- **Aim of the exercise**: The answer should consist of each line from the data below that includes "JSON".

Segment Start: Given entries

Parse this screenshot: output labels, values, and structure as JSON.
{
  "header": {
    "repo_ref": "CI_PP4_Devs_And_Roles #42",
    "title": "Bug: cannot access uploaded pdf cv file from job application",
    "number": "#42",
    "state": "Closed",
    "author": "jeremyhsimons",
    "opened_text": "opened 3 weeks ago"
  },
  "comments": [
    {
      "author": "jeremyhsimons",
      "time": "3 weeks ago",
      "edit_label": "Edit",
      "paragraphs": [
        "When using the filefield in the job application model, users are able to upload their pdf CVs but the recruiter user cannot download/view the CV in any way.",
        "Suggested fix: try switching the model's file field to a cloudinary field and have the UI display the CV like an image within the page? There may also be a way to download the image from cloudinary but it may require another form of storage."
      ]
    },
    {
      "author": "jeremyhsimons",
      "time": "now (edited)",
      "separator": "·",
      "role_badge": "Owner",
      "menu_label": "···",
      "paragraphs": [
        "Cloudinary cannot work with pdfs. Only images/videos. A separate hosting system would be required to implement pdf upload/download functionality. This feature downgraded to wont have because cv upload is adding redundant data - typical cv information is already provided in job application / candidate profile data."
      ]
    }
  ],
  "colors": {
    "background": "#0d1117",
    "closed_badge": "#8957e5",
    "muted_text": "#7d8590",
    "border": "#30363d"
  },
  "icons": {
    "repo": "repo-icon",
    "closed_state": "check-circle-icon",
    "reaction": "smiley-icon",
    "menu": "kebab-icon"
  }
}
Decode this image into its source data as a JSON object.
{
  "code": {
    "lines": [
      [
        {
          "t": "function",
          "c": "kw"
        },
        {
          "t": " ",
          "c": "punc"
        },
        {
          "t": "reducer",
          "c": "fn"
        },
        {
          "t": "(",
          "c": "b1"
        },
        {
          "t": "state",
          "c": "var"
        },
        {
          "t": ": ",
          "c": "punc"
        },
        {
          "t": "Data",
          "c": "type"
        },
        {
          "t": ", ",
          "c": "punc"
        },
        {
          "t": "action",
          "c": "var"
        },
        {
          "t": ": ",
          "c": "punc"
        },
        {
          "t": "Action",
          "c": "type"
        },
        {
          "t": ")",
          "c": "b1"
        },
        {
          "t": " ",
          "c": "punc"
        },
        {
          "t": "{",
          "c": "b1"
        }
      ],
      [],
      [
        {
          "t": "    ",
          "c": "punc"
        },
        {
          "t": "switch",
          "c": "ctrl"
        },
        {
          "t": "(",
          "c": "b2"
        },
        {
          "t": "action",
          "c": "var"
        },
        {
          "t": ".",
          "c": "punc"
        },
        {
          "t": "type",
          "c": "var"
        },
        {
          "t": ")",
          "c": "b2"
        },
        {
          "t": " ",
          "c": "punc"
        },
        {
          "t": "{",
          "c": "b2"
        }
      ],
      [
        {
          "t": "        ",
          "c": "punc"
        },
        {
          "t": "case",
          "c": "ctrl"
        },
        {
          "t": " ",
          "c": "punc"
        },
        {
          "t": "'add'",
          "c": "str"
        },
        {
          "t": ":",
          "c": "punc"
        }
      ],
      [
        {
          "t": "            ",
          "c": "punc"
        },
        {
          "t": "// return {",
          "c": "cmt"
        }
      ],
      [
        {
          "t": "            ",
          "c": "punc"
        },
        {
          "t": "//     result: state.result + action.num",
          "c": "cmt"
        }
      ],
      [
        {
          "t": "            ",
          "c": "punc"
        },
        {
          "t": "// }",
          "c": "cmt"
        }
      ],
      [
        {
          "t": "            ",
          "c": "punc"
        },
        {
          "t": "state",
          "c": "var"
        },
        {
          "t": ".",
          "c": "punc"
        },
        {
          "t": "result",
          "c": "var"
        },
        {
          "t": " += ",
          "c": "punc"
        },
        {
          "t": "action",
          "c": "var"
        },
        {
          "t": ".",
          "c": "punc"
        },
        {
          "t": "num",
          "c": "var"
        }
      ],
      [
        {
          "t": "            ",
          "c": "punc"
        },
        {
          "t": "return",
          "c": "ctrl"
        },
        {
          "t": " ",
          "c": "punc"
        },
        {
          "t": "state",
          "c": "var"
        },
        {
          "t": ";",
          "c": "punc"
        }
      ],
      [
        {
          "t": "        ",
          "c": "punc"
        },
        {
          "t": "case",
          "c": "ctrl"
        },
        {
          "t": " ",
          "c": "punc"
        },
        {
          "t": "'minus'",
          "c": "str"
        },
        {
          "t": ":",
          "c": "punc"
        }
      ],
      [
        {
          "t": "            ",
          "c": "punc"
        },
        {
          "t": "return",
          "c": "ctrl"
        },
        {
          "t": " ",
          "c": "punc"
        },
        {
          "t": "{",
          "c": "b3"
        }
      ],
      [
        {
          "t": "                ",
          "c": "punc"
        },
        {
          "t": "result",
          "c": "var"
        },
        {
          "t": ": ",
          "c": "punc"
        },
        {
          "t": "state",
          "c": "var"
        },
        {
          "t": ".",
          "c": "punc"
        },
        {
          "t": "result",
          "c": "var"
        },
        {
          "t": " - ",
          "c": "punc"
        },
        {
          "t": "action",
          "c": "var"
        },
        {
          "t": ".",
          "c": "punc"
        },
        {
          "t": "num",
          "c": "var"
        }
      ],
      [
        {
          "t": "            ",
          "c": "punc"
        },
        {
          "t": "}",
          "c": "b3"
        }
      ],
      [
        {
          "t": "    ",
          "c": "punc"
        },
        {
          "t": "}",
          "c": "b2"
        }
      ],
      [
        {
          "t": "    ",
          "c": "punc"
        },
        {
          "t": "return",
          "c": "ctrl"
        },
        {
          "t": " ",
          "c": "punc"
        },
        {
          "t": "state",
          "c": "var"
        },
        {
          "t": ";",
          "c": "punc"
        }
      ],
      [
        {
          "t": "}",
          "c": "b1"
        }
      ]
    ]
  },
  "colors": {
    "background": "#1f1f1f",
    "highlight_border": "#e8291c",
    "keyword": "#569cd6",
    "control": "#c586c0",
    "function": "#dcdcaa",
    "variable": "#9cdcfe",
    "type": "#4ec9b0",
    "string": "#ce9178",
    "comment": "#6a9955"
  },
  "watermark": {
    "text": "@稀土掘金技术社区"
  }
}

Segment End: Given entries

- **Worked solution**:
Parse this screenshot: output labels, values, and structure as JSON.
Decode this image into its source data as a JSON object.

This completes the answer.